Should I Wear Glasses While Using Phone

Should I Wear Glasses While Using Phone 1

Should I Wear Glasses While Using Phone

Smartphones have become so prevalent in Western society that almost every individual owns one within the last decade. The safety of using them all the time, however, remains a question, especially if they are used together with other eye-wear, such as reading glasses. In short, many people wonder whether it is safe to stare at a phone while wearing glasses.

While looking at the screen of a smartphone or tablet through glasses should not cause any problems, there are a few simple ways to determine whether you should reduce your screen time if you wear glasses.

Considering factors such as the effect of blue light on one’s eye-sight complicates the question of whether or not you should wear glasses when looking at your phone all of the time. For that reason, it might be best to monitor not only your amount of time spent on your phone, but also how it makes your eyes feel when you are looking at your phone. It is currently unclear whether blue light is bad for our eyes.

Common Eyesight Ailments – Hyperopia and Myopia

The most common form of eyewear used for correcting vision is eyeglasses. A variety of vision problems can be corrected with them, including nearsightedness or myopia (problems with seeing distant objects) and farsightedness or hyperopia (problems with seeing close up). Additionally, they are capable of correcting astigmatism, a condition in which the cornea is abnormally shaped and blurs the vision.
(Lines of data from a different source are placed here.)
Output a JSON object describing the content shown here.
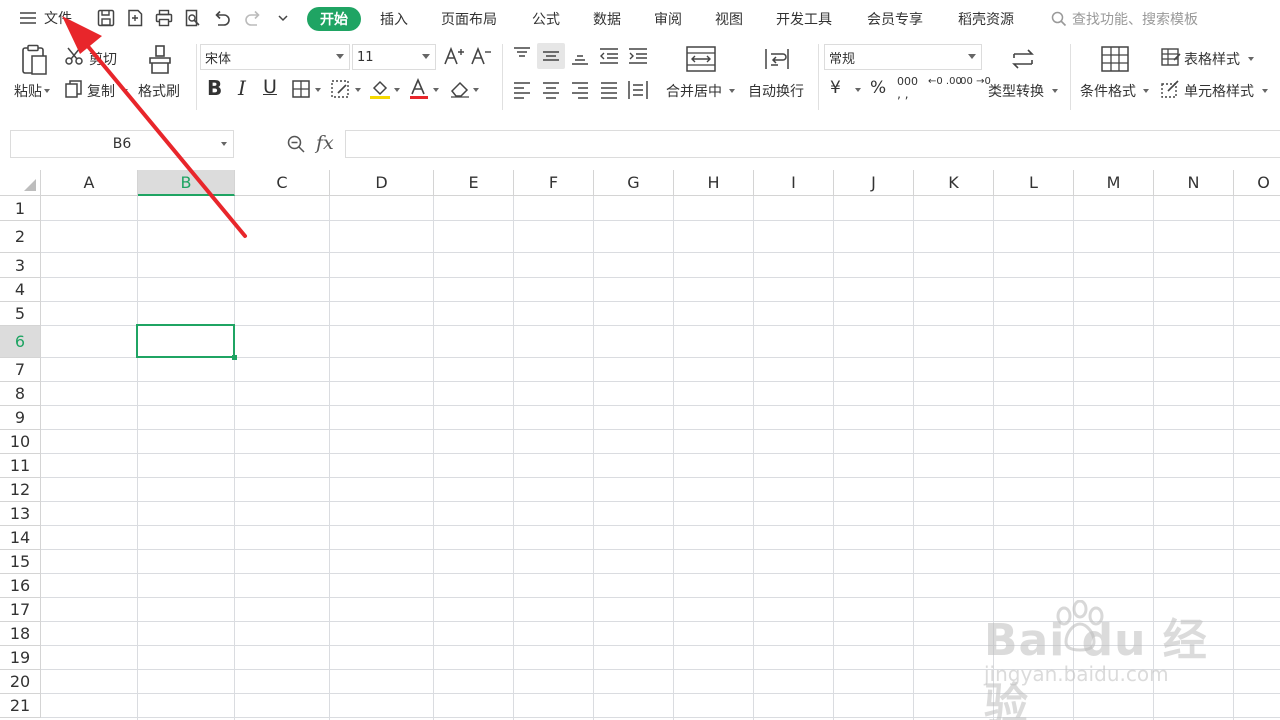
{
  "menubar": {
    "file_label": "文件",
    "tabs": [
      {
        "label": "开始",
        "active": true
      },
      {
        "label": "插入"
      },
      {
        "label": "页面布局"
      },
      {
        "label": "公式"
      },
      {
        "label": "数据"
      },
      {
        "label": "审阅"
      },
      {
        "label": "视图"
      },
      {
        "label": "开发工具"
      },
      {
        "label": "会员专享"
      },
      {
        "label": "稻壳资源"
      }
    ],
    "search_placeholder": "查找功能、搜索模板"
  },
  "ribbon": {
    "paste": "粘贴",
    "cut": "剪切",
    "copy": "复制",
    "format_painter": "格式刷",
    "font_name": "宋体",
    "font_size": "11",
    "merge_center": "合并居中",
    "wrap_text": "自动换行",
    "number_format": "常规",
    "type_convert": "类型转换",
    "conditional_format": "条件格式",
    "table_style": "表格样式",
    "cell_style": "单元格样式",
    "bold": "B",
    "italic": "I",
    "underline": "U",
    "currency": "¥",
    "percent": "%",
    "thousands": "000",
    "inc_decimal": "←0 .00",
    "dec_decimal": ".00 →0"
  },
  "formulabar": {
    "name_box": "B6",
    "fx": "fx",
    "value": ""
  },
  "grid": {
    "columns": [
      "A",
      "B",
      "C",
      "D",
      "E",
      "F",
      "G",
      "H",
      "I",
      "J",
      "K",
      "L",
      "M",
      "N",
      "O"
    ],
    "rows": [
      "1",
      "2",
      "3",
      "4",
      "5",
      "6",
      "7",
      "8",
      "9",
      "10",
      "11",
      "12",
      "13",
      "14",
      "15",
      "16",
      "17",
      "18",
      "19",
      "20",
      "21"
    ],
    "active_cell": "B6",
    "active_column": "B",
    "active_row": "6"
  },
  "watermark": {
    "main": "Bai du 经验",
    "sub": "jingyan.baidu.com"
  },
  "colors": {
    "accent": "#1fa463",
    "annotation_arrow": "#e8262b"
  }
}
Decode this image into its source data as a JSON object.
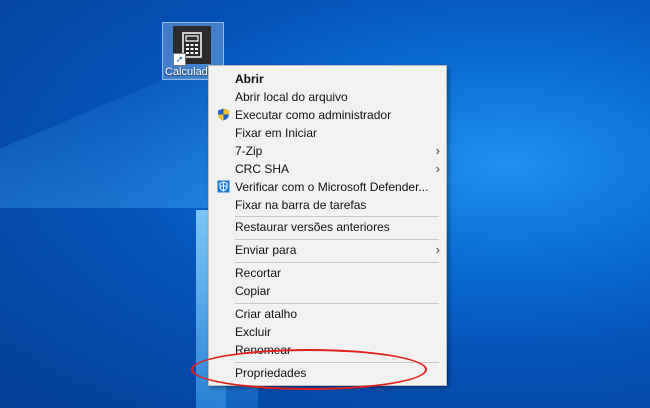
{
  "desktop": {
    "icon_label": "Calculado",
    "accent_highlight": "#e0211b"
  },
  "context_menu": {
    "items": [
      {
        "label": "Abrir",
        "bold": true
      },
      {
        "label": "Abrir local do arquivo"
      },
      {
        "label": "Executar como administrador",
        "icon": "uac-shield-icon"
      },
      {
        "label": "Fixar em Iniciar"
      },
      {
        "label": "7-Zip",
        "submenu": true
      },
      {
        "label": "CRC SHA",
        "submenu": true
      },
      {
        "label": "Verificar com o Microsoft Defender...",
        "icon": "defender-icon"
      },
      {
        "label": "Fixar na barra de tarefas"
      },
      {
        "label": "Restaurar versões anteriores"
      },
      {
        "label": "Enviar para",
        "submenu": true
      },
      {
        "label": "Recortar"
      },
      {
        "label": "Copiar"
      },
      {
        "label": "Criar atalho"
      },
      {
        "label": "Excluir"
      },
      {
        "label": "Renomear"
      },
      {
        "label": "Propriedades"
      }
    ]
  }
}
Consequently, light creates two focal points instead of one as a result of the distortion in the cornea’s shape. The contact lenses you wear will most likely need to be slightly different shaped if you have astigmatism and wear contacts as well. By using different shaped lenses to adjust how light is refracted to the eye, glasses work.

How Glasses Correct your Vision

There is always one end of a prism that is thicker than the other end of a lens, and light passing through the prism gets refracted, or bent, in the direction of the thicker end of the lens. Concave lenses are the thinnest near the center and are designed to correct nearsightedness. They are cut in a specific shape to bring images closer, farther away, or to correct other problems, such as double vision.

In contrast, convex lenses are thickest near the center, similar to magnifying glasses, and correct farsightedness (like reading glasses). Astigmatism is corrected with cylindrical lenses, which curve more in one direction than the other. You may have concave lenses in your glasses that are also cylindrical if you have difficulty seeing faraway objects and are astigmatic.

The question may arise for nearsighted individuals whether or not they need to wear their glasses in order to work on screens up close. Additionally, many may wonder whether wearing glasses for nearsightedness will negatively impact their vision.

It is common for us to spend a great deal of time looking at screens, whether it is scrolling through our smartphones, working on the computer, or relaxing and watching television. Those of us who already have imperfect vision, who wear glasses, may wonder whether or not it is a good idea to wear our glasses while viewing up-close screens.

Will the Close Screen Have an Effect?

Your nearsightedness may allow you to read or use a smartphone or computer screen without wearing your glasses. It is common for some individuals to only require mild corrections when driving or reading far away, such as when they are seated in the back of a classroom. Those individuals will not require their glasses to read close to a screen.

Nevertheless, some individuals require stronger corrections and are only able to read from a screen very close to their faces, causing severe eye strain. If this is the case for you, please do not strain your eyes. Wear your glasses at all times, even when viewing a close-up screen. It is fine to wear your glasses all the time unless you are experiencing eye strain, and for more extreme nearsightedness, your doctor is likely to recommend it to prevent squinting and exhaustion.

In the case that you are new to using bifocals, it can be difficult to adjust to them at first. It is best to experiment with using them to read the screen, and then return to your eye doctor to determine if any adjustments can be made to your prescription if you feel the prescription is off, or if you continue to have difficulty adjusting to them after a week or two.

As far as your vision is concerned, your eye doctor will be able to provide you with the best advice on how to make the transition to bifocals as easy as possible for you. It is important to adjust what you are doing if it causes headaches or dryness or fatigue in your eyes, regardless of whether or not you are wearing your glasses.

How to Tell if You Should Take Your Glasses Off

If you feel fatigued or if your vision is blurry, it is fine to take your glasses off. If you usually take your glasses off when reading a book or doing something close to your eyes, you can do the same for an up-close screen. You should always consult your eye doctor if you have any concerns regarding your vision or tired eyes. Anything that improves your vision or reduces the amount of tiredness in your eyes is the right thing to do. By understanding your unique vision needs, they will be able to guide you in the right direction.